A federal appeals court recently ruled against a former Publix truck driver, ending a racial discrimination lawsuit.
Earlier this month, a federal appeals panel ruled against a former truck driver trainee for Publix Super Markets after it “determined he was fired for lying about a minor crash near a dock and not because of his race.” The recent ruling by a panel for the 11th Circuit Court of Appeals was in line with an Alabama federal district court’s decision to dismiss a case between Publix and Pape Tamba, a former truck driver trainee.
Tamba, an African American, filed a lawsuit against the company back in March 2018 and argued he was fired because of his race. According to his lawsuit, Tamba began working for Publix in May 2015 and was promoted to a truck driver trainee in December 2016. Three months after training he was promoted to truck driver. Then, in April 2017, he was transferred to McCalla, Alabama to work as a truck driver. According to the suit, a dispatch superintendent allegedly “mocked Tamba for his accent and repeatedly asked him where he is from.”
Additionally, “other management staff treated Tamba similarly,” the suit alleged. On top of that, “one management questioned how Tamba became a trucker, stating it takes 10 years to be promoted to a trucker under Publix’s career path,” according to the suit. Not long after being transferred, Tamba was “demoted from truck driver to truck driver trainee.” As a result, his wage was cut from $21.85 per hour to $19.80 per hour. When he asked questions about the pay cut, Publix further cut his pay to $16.79 per hour.
The cut to his pay and demotion prompted Tamba to file two discrimination complaints with the company’s HR department, but never received responses to those complaints.
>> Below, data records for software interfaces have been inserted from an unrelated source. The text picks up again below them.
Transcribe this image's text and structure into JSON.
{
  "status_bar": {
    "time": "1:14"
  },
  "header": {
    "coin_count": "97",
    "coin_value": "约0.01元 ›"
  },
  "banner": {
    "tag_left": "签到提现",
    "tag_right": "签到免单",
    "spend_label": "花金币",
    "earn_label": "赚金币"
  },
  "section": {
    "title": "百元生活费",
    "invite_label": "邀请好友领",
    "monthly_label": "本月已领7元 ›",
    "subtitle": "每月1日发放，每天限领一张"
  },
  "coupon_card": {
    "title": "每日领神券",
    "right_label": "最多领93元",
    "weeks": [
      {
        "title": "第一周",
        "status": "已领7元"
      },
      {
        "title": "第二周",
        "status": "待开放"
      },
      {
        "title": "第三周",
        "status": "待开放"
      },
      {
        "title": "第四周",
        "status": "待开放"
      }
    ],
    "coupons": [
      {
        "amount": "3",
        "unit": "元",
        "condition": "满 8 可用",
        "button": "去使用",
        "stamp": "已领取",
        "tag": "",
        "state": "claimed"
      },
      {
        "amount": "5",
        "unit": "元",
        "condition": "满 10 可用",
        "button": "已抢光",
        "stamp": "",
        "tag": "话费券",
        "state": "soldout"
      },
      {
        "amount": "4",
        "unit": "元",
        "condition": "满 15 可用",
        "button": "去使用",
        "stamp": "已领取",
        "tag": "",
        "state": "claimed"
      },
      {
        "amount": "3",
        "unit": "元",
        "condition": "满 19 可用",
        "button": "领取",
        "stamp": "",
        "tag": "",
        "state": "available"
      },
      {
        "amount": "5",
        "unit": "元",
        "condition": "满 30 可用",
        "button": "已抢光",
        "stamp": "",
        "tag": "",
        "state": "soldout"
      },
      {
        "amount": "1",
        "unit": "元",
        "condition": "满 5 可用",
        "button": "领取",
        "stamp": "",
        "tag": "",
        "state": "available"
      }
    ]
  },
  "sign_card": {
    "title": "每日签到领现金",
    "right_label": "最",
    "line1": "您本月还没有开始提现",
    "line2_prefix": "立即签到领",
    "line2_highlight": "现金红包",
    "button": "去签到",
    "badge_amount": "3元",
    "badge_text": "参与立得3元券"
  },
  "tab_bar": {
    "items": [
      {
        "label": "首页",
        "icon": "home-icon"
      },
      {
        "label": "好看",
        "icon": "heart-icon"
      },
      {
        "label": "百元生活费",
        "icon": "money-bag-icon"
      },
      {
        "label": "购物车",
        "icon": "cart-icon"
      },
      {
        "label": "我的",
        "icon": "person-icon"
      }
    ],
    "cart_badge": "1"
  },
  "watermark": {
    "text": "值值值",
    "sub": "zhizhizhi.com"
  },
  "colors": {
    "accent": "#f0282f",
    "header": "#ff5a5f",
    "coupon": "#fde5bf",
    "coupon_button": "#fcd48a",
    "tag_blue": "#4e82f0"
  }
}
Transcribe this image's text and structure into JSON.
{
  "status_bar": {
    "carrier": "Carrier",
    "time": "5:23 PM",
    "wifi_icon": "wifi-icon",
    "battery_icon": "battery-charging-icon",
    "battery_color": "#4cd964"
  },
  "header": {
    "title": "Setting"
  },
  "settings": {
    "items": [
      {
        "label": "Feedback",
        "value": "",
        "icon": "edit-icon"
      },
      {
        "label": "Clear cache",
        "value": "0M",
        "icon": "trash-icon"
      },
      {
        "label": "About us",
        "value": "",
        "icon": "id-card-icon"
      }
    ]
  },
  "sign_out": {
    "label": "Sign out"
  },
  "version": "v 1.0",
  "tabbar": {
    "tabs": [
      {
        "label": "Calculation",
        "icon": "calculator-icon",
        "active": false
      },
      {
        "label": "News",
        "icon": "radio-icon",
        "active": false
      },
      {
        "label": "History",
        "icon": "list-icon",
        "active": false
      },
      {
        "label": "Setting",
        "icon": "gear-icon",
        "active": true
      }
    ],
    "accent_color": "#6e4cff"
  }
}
Then, in June 2017, Tamba was instructed to resubmit an FMLA form “which he originally submitted within the previous six months.” He was told he “would be fired if not resubmitted over an absence.” A mere three days later, he was fired for allegedly being “dishonest about reporting a workplace incident.” Tamba pushed back and argued he “properly reported the incident and took responsibility for the minor crash.” According to him, his termination was rooted in discrimination. He cited “past reviews showing extremely good performance over the last year.”
According to Publix, Tamba had “backed his tractor-trailer into a dock, which was caught on surveillance camera.” The company claimed that “Tamba shut off the engine and exited the tractor…However, he forgot to set the parking brake.” As a result, the truck “rolled into another tractor-trailer,” causing damage to both vehicles. When he concluded examining the damage, Tamba backed into the loading dock before entering the other truck and “moved it to another location in the facility.” According to the surveillance video, “forty minutes later, Tamba drove back to the other trailer that was damaged, realigned the damaged trailer and backed it into place.”
Later, Tamba submitted a report of the incident where he stated he was simply “doing a post-trip inspection when he discovered the damage.” He further stated “he may have hit something or I was hit by someone.” However, after reviewing the camera footage, “Publix determined that Tamba was dishonest about his incident report…Based on the employee handbook, dishonesty is punishable by termination.”
In the end, the district court and appeals court determined Tamba failed to offer circumstantial evidence that Publix fired him because of his race.